Please work out how many lines in the data below contain "chevron", and reply with that number alone.

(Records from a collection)

--- START ---

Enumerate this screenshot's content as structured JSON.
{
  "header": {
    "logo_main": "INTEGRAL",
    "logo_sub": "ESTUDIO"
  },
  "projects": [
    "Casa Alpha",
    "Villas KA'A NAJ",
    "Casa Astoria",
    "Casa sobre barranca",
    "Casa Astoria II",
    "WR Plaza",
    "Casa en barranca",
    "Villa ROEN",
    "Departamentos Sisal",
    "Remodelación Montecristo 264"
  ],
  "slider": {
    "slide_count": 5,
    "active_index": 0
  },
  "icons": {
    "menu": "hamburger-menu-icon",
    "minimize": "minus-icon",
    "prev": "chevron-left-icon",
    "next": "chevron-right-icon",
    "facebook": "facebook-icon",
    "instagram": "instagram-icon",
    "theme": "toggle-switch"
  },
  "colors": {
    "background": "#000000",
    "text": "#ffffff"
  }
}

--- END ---

SOLUTION TO THIS PROBLEM: 2